Looking out from the Hide I could now see at least 5 Redshank around the area. A Snipe then flew in and landed quite close for a few minutes before being scared off by a couple of Coot. A Lapwing was also quite close and was dodging in and out of the clumps of grass. A Great Crested Grebe was out to the right while the 3 LRPs had now transferred over to the island in front. Then an Oystercatcher peeped its arrival and landed about 30 meters from the Hide. This was soon followed by a lone Green Sandpiper. They were great to see but unfortunately they didn't get any closer.

On the return I found 3 Dock Bugs, with 2 of them making little Dock Bugs. Another Jay flew over. I then headed down to the Dragonfly Trail entrance by way of the twin lagoons. A Brimstone butterfly rushed by. While I watching looking for the singing Blackcaps here a Speckled Wood butterfly flew in. It was too quick for a photo, though. I spotted more Bluebells in the woods on the walk up.

Then a volunteer I knew from Rye Meads turned up. He was heading for the James Hide, so I said I would meet him there later.

At the Trail entrance I looked up at the tree which held the feeders to see if the Green Woodpecker was around. I had heard it just before I arrived and, sure enough, there it was, on the same branch as last week. The only other things present were a hen Pheasant and a couple of rabbits.

On the walk back, just before the bridge, I managed to see a couple of Bee-flys; a female Orange Tip; a Green-veined White and a Speckled Wood all delightfully posing for me. At the bridge I met a couple of guys looking at some fish, which we learned were Trout. A fish expert I am not. Further on a Goldfinch flew past. Then another male Blackcap posed for one photo before flying off.

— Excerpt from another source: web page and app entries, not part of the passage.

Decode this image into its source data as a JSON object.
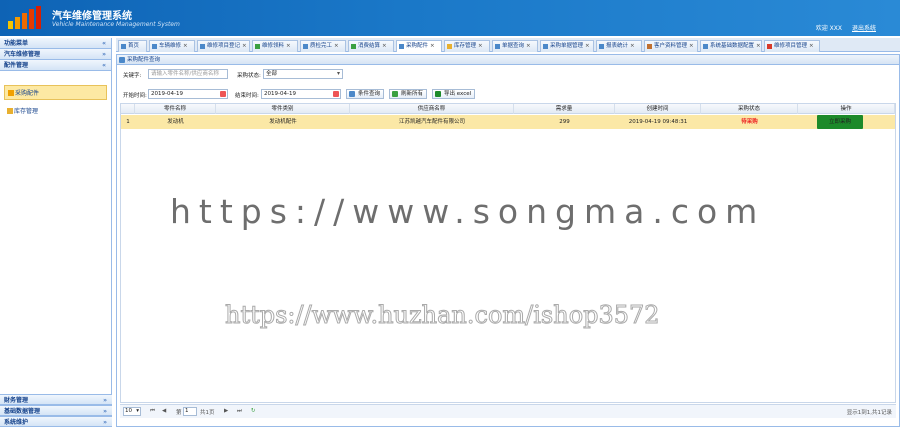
{
  "header": {
    "title": "汽车维修管理系统",
    "subtitle": "Vehicle Maintenance Management System",
    "welcome": "欢迎 XXX",
    "logout": "退出系统"
  },
  "sidebar": {
    "heading": "功能菜单",
    "groups": [
      {
        "label": "汽车维修管理"
      },
      {
        "label": "配件管理"
      }
    ],
    "items": [
      {
        "label": "采购配件"
      },
      {
        "label": "库存管理"
      }
    ],
    "bottom_groups": [
      {
        "label": "财务管理"
      },
      {
        "label": "基础数据管理"
      },
      {
        "label": "系统维护"
      }
    ]
  },
  "tabs": [
    {
      "label": "首页"
    },
    {
      "label": "车辆维修"
    },
    {
      "label": "维修项目登记"
    },
    {
      "label": "维修领料"
    },
    {
      "label": "质检完工"
    },
    {
      "label": "消费结算"
    },
    {
      "label": "采购配件"
    },
    {
      "label": "库存管理"
    },
    {
      "label": "单据查询"
    },
    {
      "label": "采购单据管理"
    },
    {
      "label": "报表统计"
    },
    {
      "label": "客户资料管理"
    },
    {
      "label": "系统基础数据配置"
    },
    {
      "label": "维修项目管理"
    }
  ],
  "panel": {
    "title": "采购配件查询"
  },
  "filters": {
    "keyword_label": "关键字:",
    "keyword_placeholder": "请输入零件名称/供应商名称",
    "status_label": "采购状态:",
    "status_value": "全部",
    "start_label": "开始时间:",
    "start_value": "2019-04-19",
    "end_label": "结束时间:",
    "end_value": "2019-04-19",
    "search_btn": "条件查询",
    "refresh_btn": "刷新所有",
    "export_btn": "导出 excel"
  },
  "grid": {
    "columns": [
      "零件名称",
      "零件类别",
      "供应商名称",
      "需求量",
      "创建时间",
      "采购状态",
      "操作"
    ],
    "rows": [
      {
        "index": "1",
        "part": "发动机",
        "category": "发动机配件",
        "supplier": "江苏凯越汽车配件有限公司",
        "qty": "299",
        "created": "2019-04-19 09:48:31",
        "status": "待采购",
        "action": "立即采购"
      }
    ]
  },
  "pager": {
    "page_size": "10",
    "page_prefix": "第",
    "page_value": "1",
    "page_suffix": "共1页",
    "summary": "显示1到1,共1记录"
  },
  "watermarks": {
    "line1": "https://www.songma.com",
    "line2": "https://www.huzhan.com/ishop3572"
  },
  "colors": {
    "header_blue": "#1a78c8",
    "row_highlight": "#fbe8a6",
    "action_green": "#1c8a2a",
    "status_red": "#e22222"
  }
}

Just before I got back to the James Hide a Small White butterfly flew past, bringing the count upto 7. I sat down in the lower tier of the Hide and a little later I was joined by my friend. We watched a pair of Gadwall feeding in the sunshine. Another Grey Heron landed in front but was soon chased off by a Canada Goose. A pair of Buzzards could be seen flying quite close, but high up. Birds came and went on the feeders. Phil the Pheasant soon returned with his girlfriend in tow, screeching out every few minutes.

I decided to walk back to the main viewing point. Additions here were a lone Pied Wagtail; 4 Teal and the first Common Tern of the season.

Time to call it a day. On the walk back to the Station an Oystercatcher flew past, singing out his farewell to me. Another brilliant day out!

To see more of my photos please visit my Flickr site.